Date of Degree
PhD (Doctor of Philosophy)
Saftlas, Audrey F.
First Committee Member
Second Committee Member
Wallis, Anne B.
Third Committee Member
Fourth Committee Member
Zimmerman, Miriam B.
Preterm delivery (PTD) is a leading cause of infant death, and surviving infants are at risk for poor health. Data from the Iowa Health in Pregnancy Study, a case-control study of maternal stress on risk of PTD and small for gestational age (SGA) deliveries were used to address three aims: 1) develop a method to correct for error in ultrasound measurement among suspected SGA infants, 2) estimate the association of occupational stress on risk of PTD, and 3) examine injury-related risk factors for PTD.
Estimates of gestational age using ultrasound can be biased if the fetus is growth-restricted, yielding underestimates due to the small stature of the fetus. Multivariate linear regression modeling was used to estimate and correct for this bias among subjects with a suspected SGA infant who 1) began prenatal care in the first trimester, 2) reported a last menstrual period and 3) had an ultrasound examination between 7-21 weeks. To correct for this bias, an average of 1.5 weeks was added to the ultrasound gestational age. Following the correction, the proportion of PTD cases decreased from 29.1% to 26.5% while SGA cases increased from 23.7% to 31.3%.

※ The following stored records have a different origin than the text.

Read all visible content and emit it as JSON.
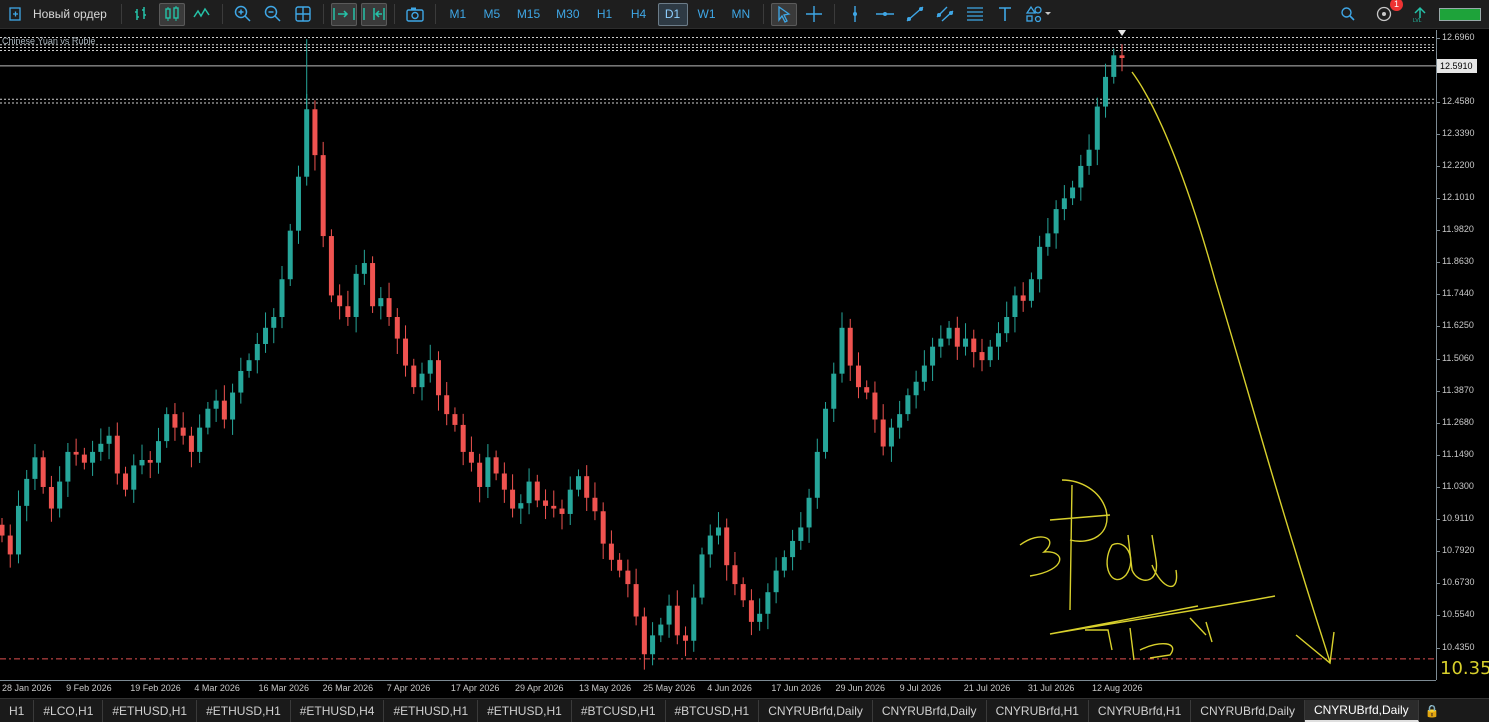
{
  "toolbar": {
    "new_order_label": "Новый ордер",
    "timeframes": [
      "M1",
      "M5",
      "M15",
      "M30",
      "H1",
      "H4",
      "D1",
      "W1",
      "MN"
    ],
    "active_timeframe": "D1",
    "notification_count": "1",
    "icons": [
      "candles-chart-icon",
      "bar-chart-icon",
      "line-chart-icon",
      "zoom-in-icon",
      "zoom-out-icon",
      "grid-icon",
      "autoscroll-icon",
      "chart-shift-icon",
      "screenshot-icon",
      "cursor-icon",
      "crosshair-icon",
      "vertical-line-icon",
      "horizontal-line-icon",
      "trendline-icon",
      "channel-icon",
      "fibonacci-icon",
      "text-icon",
      "shapes-icon",
      "search-icon",
      "notification-icon",
      "level-icon"
    ]
  },
  "chart": {
    "symbol_description": "Chinese Yuan vs Ruble",
    "current_price": "12.5910",
    "price_ticks": [
      "12.6960",
      "12.5910",
      "12.4580",
      "12.3390",
      "12.2200",
      "12.1010",
      "11.9820",
      "11.8630",
      "11.7440",
      "11.6250",
      "11.5060",
      "11.3870",
      "11.2680",
      "11.1490",
      "11.0300",
      "10.9110",
      "10.7920",
      "10.6730",
      "10.5540",
      "10.4350"
    ],
    "time_ticks": [
      "28 Jan 2026",
      "9 Feb 2026",
      "19 Feb 2026",
      "4 Mar 2026",
      "16 Mar 2026",
      "26 Mar 2026",
      "7 Apr 2026",
      "17 Apr 2026",
      "29 Apr 2026",
      "13 May 2026",
      "25 May 2026",
      "4 Jun 2026",
      "17 Jun 2026",
      "29 Jun 2026",
      "9 Jul 2026",
      "21 Jul 2026",
      "31 Jul 2026",
      "12 Aug 2026"
    ],
    "annotation_level": "10.35",
    "colors": {
      "bull": "#26a69a",
      "bear": "#ef5350",
      "drawing": "#d8d02c",
      "dashed_level": "#cfcfcf",
      "bottom_level": "#e05050"
    }
  },
  "chart_data": {
    "type": "candlestick",
    "series": [
      {
        "name": "CNYRUBrfd",
        "close": [
          10.85,
          10.78,
          10.96,
          11.06,
          11.14,
          11.03,
          10.95,
          11.05,
          11.16,
          11.15,
          11.12,
          11.16,
          11.19,
          11.22,
          11.08,
          11.02,
          11.11,
          11.13,
          11.12,
          11.2,
          11.3,
          11.25,
          11.22,
          11.16,
          11.25,
          11.32,
          11.35,
          11.28,
          11.38,
          11.46,
          11.5,
          11.56,
          11.62,
          11.66,
          11.8,
          11.98,
          12.18,
          12.43,
          12.26,
          11.96,
          11.74,
          11.7,
          11.66,
          11.82,
          11.86,
          11.7,
          11.73,
          11.66,
          11.58,
          11.48,
          11.4,
          11.45,
          11.5,
          11.37,
          11.3,
          11.26,
          11.16,
          11.12,
          11.03,
          11.14,
          11.08,
          11.02,
          10.95,
          10.97,
          11.05,
          10.98,
          10.96,
          10.95,
          10.93,
          11.02,
          11.07,
          10.99,
          10.94,
          10.82,
          10.76,
          10.72,
          10.67,
          10.55,
          10.41,
          10.48,
          10.52,
          10.59,
          10.48,
          10.46,
          10.62,
          10.78,
          10.85,
          10.88,
          10.74,
          10.67,
          10.61,
          10.53,
          10.56,
          10.64,
          10.72,
          10.77,
          10.83,
          10.88,
          10.99,
          11.16,
          11.32,
          11.45,
          11.62,
          11.48,
          11.4,
          11.38,
          11.28,
          11.18,
          11.25,
          11.3,
          11.37,
          11.42,
          11.48,
          11.55,
          11.58,
          11.62,
          11.55,
          11.58,
          11.53,
          11.5,
          11.55,
          11.6,
          11.66,
          11.74,
          11.72,
          11.8,
          11.92,
          11.97,
          12.06,
          12.1,
          12.14,
          12.22,
          12.28,
          12.44,
          12.55,
          12.63,
          12.62
        ]
      }
    ],
    "ylim": [
      10.39,
      12.72
    ],
    "levels": [
      12.696,
      12.669,
      12.659,
      12.648,
      12.467,
      12.453,
      10.393
    ]
  },
  "tabs": [
    "H1",
    "#LCO,H1",
    "#ETHUSD,H1",
    "#ETHUSD,H1",
    "#ETHUSD,H4",
    "#ETHUSD,H1",
    "#ETHUSD,H1",
    "#BTCUSD,H1",
    "#BTCUSD,H1",
    "CNYRUBrfd,Daily",
    "CNYRUBrfd,Daily",
    "CNYRUBrfd,H1",
    "CNYRUBrfd,H1",
    "CNYRUBrfd,Daily",
    "CNYRUBrfd,Daily"
  ],
  "active_tab_index": 14
}
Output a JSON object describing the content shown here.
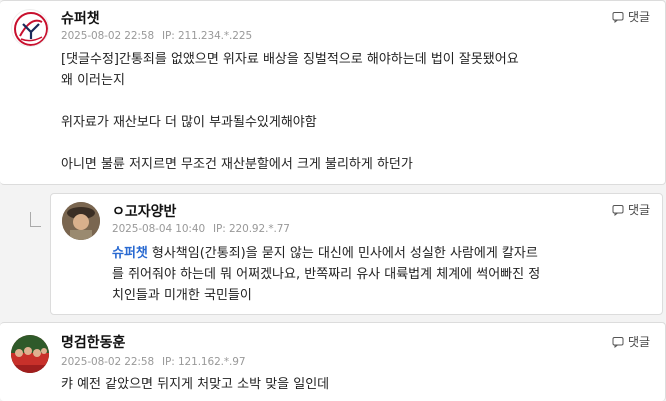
{
  "reply_label": "댓글",
  "comments": [
    {
      "nickname": "슈퍼챗",
      "date": "2025-08-02 22:58",
      "ip_label": "IP:",
      "ip": "211.234.*.225",
      "lines": [
        "[댓글수정]간통죄를 없앴으면 위자료 배상을 징벌적으로 해야하는데 법이 잘못됐어요",
        "왜 이러는지",
        "",
        "위자료가 재산보다 더 많이 부과될수있게해야함",
        "",
        "아니면 불륜 저지르면 무조건 재산분할에서 크게 불리하게 하던가"
      ]
    },
    {
      "nickname": "ㅇ고자양반",
      "date": "2025-08-04 10:40",
      "ip_label": "IP:",
      "ip": "220.92.*.77",
      "mention": "슈퍼챗",
      "lines": [
        "형사책임(간통죄)을 묻지 않는 대신에 민사에서 성실한 사람에게 칼자르",
        "를 쥐어줘야 하는데 뭐 어쩌겠나요, 반쪽짜리 유사 대륙법계 체계에 썩어빠진 정",
        "치인들과 미개한 국민들이"
      ]
    },
    {
      "nickname": "명검한동훈",
      "date": "2025-08-02 22:58",
      "ip_label": "IP:",
      "ip": "121.162.*.97",
      "lines": [
        "캬 예전 같았으면 뒤지게 처맞고 소박 맞을 일인데"
      ]
    }
  ]
}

Using this PTD classification, occupational physical and psychosocial stressors were studied. Continuous employment over the first 20 weeks of pregnancy was associated with a 30% increased risk of PTD versus not working. Working women reporting highly repetitive tasks (aOR=1.47(1.10-1.98)) or inadequate breaks (aOR=1.67(1.03-2.73)) were at increased risk of PTD. Working women who reported high lifting in the home had double the risk of PTD.
Over 5% of control subjects reported an injury during pregnancy, and injured women tended to be younger, unmarried, less educated, and have lower incomes. Women with injuries involving >1 body part (aOR=2.50(1.14-5.49)), or injuries to the abdomen and other regions of the body (OR=1.75(0.59-5.23)) were at increased risk of PTD.
Our findings provide a statistical approach to assess and correct for underestimates of ultrasound gestational age in case-control studies of PTD and SGA. The analyses of occupational exposures and injury during pregnancy indicate the need for studies that incorporate specific and standardized assessments of these exposures.
Epidemiology, Gestational age dating, Preterm delivery
viii, 114 pages
Includes bibliographical references (pages 105-114).
Copyright 2010 Kari K. Harland
Harland, Karisa Kay. "Occupation and injuries: risk factors for preterm delivery." PhD (Doctor of Philosophy) thesis, University of Iowa, 2010.